which employers and engineers devise and implement labor-saving devices
likewise is only glancingly dealt with. Thus, for example, some observers have
argued that rapid mechanization of labor- intensive departments in metal
working, paper making, and meat packing after World War II represented less a
technological imperative than an effort on the part of employers to curtail
African American employment in operations that had proven unusually susceptible
to worker militancy and trade union pressure. This is not an issue that
captures Bix’s attention, however.
Likewise, Bix invokes but never quite explores in detail the implications of
the consumerist justifications to which employers increasingly turned in
justifying their resort to labor-saving measures. In 1951, Fortune magazine
published a special edition titled “USA-The Permanent Revolution,” boldly
proclaiming that mass affluence and its attendant consumerism constituted the
real revolution of the 20th century. In the 1960s, social critics such as
Herbert Marcuse, Charles Reich, Paul Goodman, E. F. Schumacher, and Christopher
Lasch-none of whom receives mention in Inventing Ourselves Out of
Jobs?-expressed the reverse of this kind of celebration of material plenty,
which in corporate America’s view depended on continuous technological
innovation. In a sense, competing visions of America centering on consumerism
(and, thus, technology) are the modern echo of the 18th century debate between
adherents of the civic republic and partisans of a commercial republic.
Implicit also, but underdeveloped in the book, is the question as to whether
work can remain an adequate vehicle for the social identities that before the
Great Depression it conveyed. Many of the jobs that Americans hold today are
far removed from productive enterprise, at least as it has traditionally been
understood. Technological advance and productivity gains have made it possible
for televangelists, day traders, and historians to flourish. Why these
particular occupations should attain public certification while other kinds of
non-productive employment languish or are suppressed is a question of culture
and politics, not one of technology per se.
Bix suggests rather than asserts her own sympathies.
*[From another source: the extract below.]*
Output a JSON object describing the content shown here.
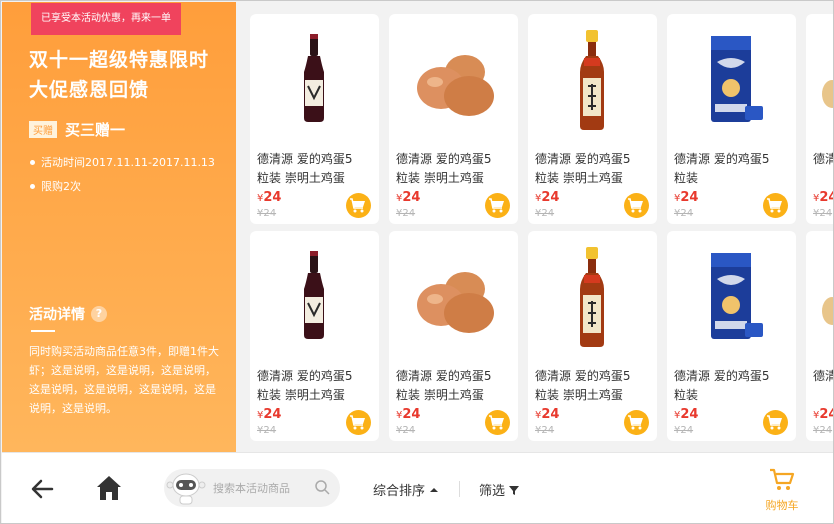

Her prose comes alive
when she exposes the fatuities and excesses of technology celebrants while
taking on a more troubled and somber tone when exploring the plight of the
displaced and dissident. Her dismay with those who equate America’s purposes
and promises with technological progress and consumerist indulgence is evident,
although never strident. She seems reluctant to concede that ordinary people
might have benefitted from technological innovation and at times flirts with
nostalgia for the good old days of man-killing coal mines and lethal railroad
work. Even so, Inventing Ourselves Out of Jobs? is a useful survey of
the ongoing debate over the relationships between technology and work in the
modern United States.
Robert Zieger has worked extensively in the fields of American labour history
and twentieth century history. His latest book is America’s Great War: World
War One and the American Experience, Rowman & Littlefield, 2000.